Rip Van America will soon awake in a world that changed as the campaign spun. After a yearlong political binge that has consumed billions of dollars, oceans of national energy and attention, and the credibility of the country's two major political parties, old Rip has adjustments to make.

Peering out through a pulsating election hangover, Rip will perceive that while the United States was so self-absorbed, China accelerated its breathtaking run to become a global financial center, the world's manufacturing hub and the price-setting consumer of oil and other commodities.

China, India and Japan have been creating an economic platform to make this the Asian century, while U.S. resources, manpower and policy initiatives have been poured into the dangerous conflicts of the greater Middle East.

Vladimir Putin used his timeout from American scrutiny to bog down deeper in Chechnya and to knock the props out from a promising Russian financial recovery by dismembering the Yukos oil group. Western and much of Eastern Europe came together in a historic if still untested union of political equals.

These developments got a passing nod, if that, from the candidates. Even on Iraq, George W. Bush and John Kerry were neither comprehensive nor candid with the electorate. They covered over the centrality of Israel to American policy and international standing with competing platitudes or silence. While the Great Satan was navel-gazing, Iran and North Korea pursued their nuclear ambitions without hindrance.

Many will conclude that the United States and the world cannot afford an American campaign this long, shallow and expensive. And yet Campaign 2004 forced prospective voters (and perhaps, in private, even the candidates and their handlers) to focus on and think about serious issues. With the visible cost came important, intangible gain.

In its closing days, the campaign brought forth a vivid contrast worth exploring. It is not the contrast between Bush and Kerry as campaigners. There isn't, alas, much of one.

As they promised, Kerry and his chief aides came from behind to match Republican scare tactics, personal vilification and distortions blow for blow. The over-the-top Kerry treatment of the news story about missing explosives in Iraq and his second-guessing on the Battle of Tora Bora in the campaign's closing week established beyond question that he can keep up with the GOP's senior fear-mongers. And Bush's inept response equaled anything the Democrats have perpetrated.

The contrast is between today and the time when one party -- in recent years the Republicans -- waged campaigns that clearly won the sleaze sweepstakes while the other party remained clueless or even sought a somewhat higher road. That epoch seems headed for history's ash heap. Karl Rove, meet Bob Shrum.

Political consultants are, even more than most of us, products of the times in which they live. But it is no longer just party operatives who live by the low blow. This campaign has empowered the emergence of a permanent opposition in American politics that owes allegiance not to recognizable political philosophies, heroes or traditions but to the sneer and the art of denigration by the one-liner.

That is not to say that politicians do not deserve to be ridiculed or satirized when they stumble. It is to marvel at the absolute moral superiority -- expressed toward both Kerry and Bush -- and the unshakable certainty about distant events and complex societies that have been voiced in public speechifying and on op-ed pages and television news shows fake, semi-fake and real during this campaign.

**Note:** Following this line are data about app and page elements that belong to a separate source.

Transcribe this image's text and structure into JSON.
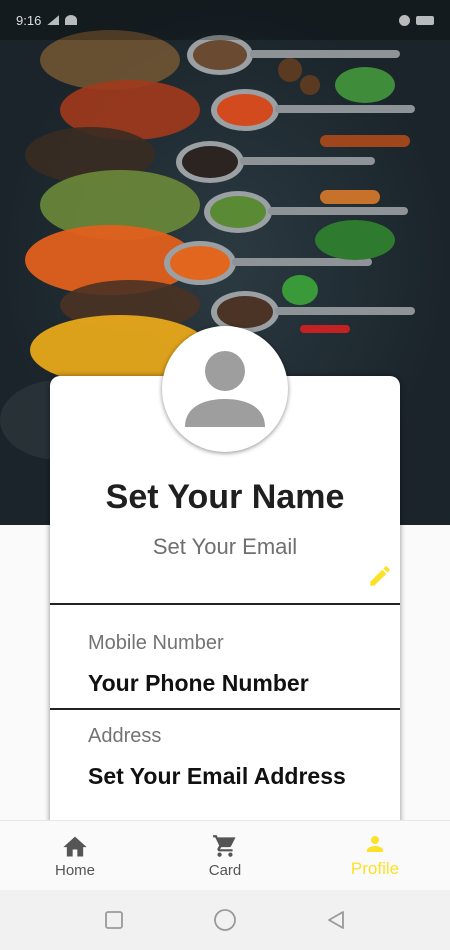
{
  "status_bar": {
    "time": "9:16"
  },
  "profile": {
    "name": "Set Your Name",
    "email": "Set Your Email"
  },
  "fields": [
    {
      "label": "Mobile Number",
      "value": "Your Phone Number"
    },
    {
      "label": "Address",
      "value": "Set Your Email Address"
    }
  ],
  "bottom_nav": {
    "items": [
      {
        "label": "Home",
        "icon": "home-icon"
      },
      {
        "label": "Card",
        "icon": "cart-icon"
      },
      {
        "label": "Profile",
        "icon": "person-icon",
        "active": true
      }
    ]
  },
  "colors": {
    "accent": "#fbe12a",
    "text_primary": "#1f1f1f",
    "text_secondary": "#737373"
  }
}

If he wins, Kerry will inherit this permanent opposition, which could care less about the complexities of the choices that will confront him. The professionally snide are a self-regarding elite with an iron discipline of never being impressed by anything outside their own circle of cynicism.

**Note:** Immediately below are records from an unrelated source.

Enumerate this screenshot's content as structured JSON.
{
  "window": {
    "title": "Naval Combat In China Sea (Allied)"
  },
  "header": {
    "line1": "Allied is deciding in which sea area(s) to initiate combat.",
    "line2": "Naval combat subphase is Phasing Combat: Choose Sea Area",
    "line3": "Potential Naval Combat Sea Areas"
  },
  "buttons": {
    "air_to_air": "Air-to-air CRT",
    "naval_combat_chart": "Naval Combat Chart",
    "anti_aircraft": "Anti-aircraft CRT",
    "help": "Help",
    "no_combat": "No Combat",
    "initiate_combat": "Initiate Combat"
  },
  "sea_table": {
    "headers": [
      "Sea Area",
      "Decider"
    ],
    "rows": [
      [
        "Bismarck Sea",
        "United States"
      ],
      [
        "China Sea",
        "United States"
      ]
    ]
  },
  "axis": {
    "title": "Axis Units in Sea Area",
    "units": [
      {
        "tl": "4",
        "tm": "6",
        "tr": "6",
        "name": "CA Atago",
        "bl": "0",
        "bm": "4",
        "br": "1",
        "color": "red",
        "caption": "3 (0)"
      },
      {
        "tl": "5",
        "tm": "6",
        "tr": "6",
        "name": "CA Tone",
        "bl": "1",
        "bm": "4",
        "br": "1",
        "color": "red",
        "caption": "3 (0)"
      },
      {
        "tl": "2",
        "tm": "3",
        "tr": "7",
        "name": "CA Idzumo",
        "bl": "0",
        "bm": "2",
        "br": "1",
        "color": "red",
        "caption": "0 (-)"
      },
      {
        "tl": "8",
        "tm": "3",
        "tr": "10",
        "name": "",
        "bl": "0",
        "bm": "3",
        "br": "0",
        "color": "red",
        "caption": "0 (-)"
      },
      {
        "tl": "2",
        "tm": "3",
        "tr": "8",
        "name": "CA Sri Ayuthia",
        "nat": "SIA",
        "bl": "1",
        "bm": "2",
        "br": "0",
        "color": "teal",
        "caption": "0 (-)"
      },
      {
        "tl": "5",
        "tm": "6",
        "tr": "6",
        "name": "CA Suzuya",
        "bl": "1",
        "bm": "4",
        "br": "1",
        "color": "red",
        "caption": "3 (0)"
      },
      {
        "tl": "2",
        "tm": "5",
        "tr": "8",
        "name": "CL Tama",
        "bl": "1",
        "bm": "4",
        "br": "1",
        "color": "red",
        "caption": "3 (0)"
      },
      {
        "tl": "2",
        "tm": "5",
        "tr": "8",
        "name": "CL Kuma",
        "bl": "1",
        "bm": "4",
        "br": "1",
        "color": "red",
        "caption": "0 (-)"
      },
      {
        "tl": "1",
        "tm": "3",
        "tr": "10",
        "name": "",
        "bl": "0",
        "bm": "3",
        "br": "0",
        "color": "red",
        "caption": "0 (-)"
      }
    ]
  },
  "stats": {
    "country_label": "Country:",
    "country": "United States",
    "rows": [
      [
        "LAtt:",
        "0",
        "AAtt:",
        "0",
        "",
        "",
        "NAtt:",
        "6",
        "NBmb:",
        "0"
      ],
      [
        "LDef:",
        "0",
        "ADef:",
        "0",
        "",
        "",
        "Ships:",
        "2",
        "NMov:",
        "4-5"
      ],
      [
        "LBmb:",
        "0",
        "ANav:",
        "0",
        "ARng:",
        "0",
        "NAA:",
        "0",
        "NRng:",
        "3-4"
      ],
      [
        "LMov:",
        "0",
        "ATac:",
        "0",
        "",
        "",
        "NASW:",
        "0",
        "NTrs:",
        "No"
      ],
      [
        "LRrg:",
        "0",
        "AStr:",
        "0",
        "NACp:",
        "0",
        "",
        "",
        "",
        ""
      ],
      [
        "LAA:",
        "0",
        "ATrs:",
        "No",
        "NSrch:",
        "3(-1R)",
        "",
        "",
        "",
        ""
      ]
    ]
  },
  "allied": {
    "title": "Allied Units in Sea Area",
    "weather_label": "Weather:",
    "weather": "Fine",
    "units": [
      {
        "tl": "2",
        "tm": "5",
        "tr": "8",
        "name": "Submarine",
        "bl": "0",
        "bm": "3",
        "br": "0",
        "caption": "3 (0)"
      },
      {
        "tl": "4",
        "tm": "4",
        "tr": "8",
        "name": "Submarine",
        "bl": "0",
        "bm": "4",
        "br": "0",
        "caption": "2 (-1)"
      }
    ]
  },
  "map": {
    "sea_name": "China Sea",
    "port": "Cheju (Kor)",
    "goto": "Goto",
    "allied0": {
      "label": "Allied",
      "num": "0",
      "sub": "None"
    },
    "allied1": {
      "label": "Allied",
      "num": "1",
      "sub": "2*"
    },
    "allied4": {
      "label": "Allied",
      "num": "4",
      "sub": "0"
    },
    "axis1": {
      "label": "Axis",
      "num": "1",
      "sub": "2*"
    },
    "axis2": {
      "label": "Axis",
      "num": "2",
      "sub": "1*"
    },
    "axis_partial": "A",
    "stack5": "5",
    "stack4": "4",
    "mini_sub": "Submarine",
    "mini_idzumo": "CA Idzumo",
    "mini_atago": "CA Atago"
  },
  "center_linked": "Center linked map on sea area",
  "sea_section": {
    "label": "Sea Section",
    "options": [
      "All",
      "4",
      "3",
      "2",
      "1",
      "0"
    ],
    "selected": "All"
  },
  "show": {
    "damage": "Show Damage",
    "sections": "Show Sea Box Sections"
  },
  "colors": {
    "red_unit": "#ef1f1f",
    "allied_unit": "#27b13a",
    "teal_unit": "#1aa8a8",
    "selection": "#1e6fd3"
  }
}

The campaign ends with pollsters and pundits genuinely uncertain of the outcome. Just as the definition of the winner of a chess game is said to be the person who makes the next-to-last mistake, this campaign may now hinge on who errs last.

"It is now a choice between the inane (Kerry) and the inept (Bush)," says one cynic I know. He predicts the electorate will chose ineptitude over untrustworthiness. I have my doubts.

Bush has fought to increase turnout in safe GOP districts to avoid a repeat of the 2000 electoral morass. But Kerry gained late in states with big electoral votes. Don't be totally amazed if the Democrats and Republicans switch places in the popular vote and electoral college results, as they have been doing in campaign tactics, this time around.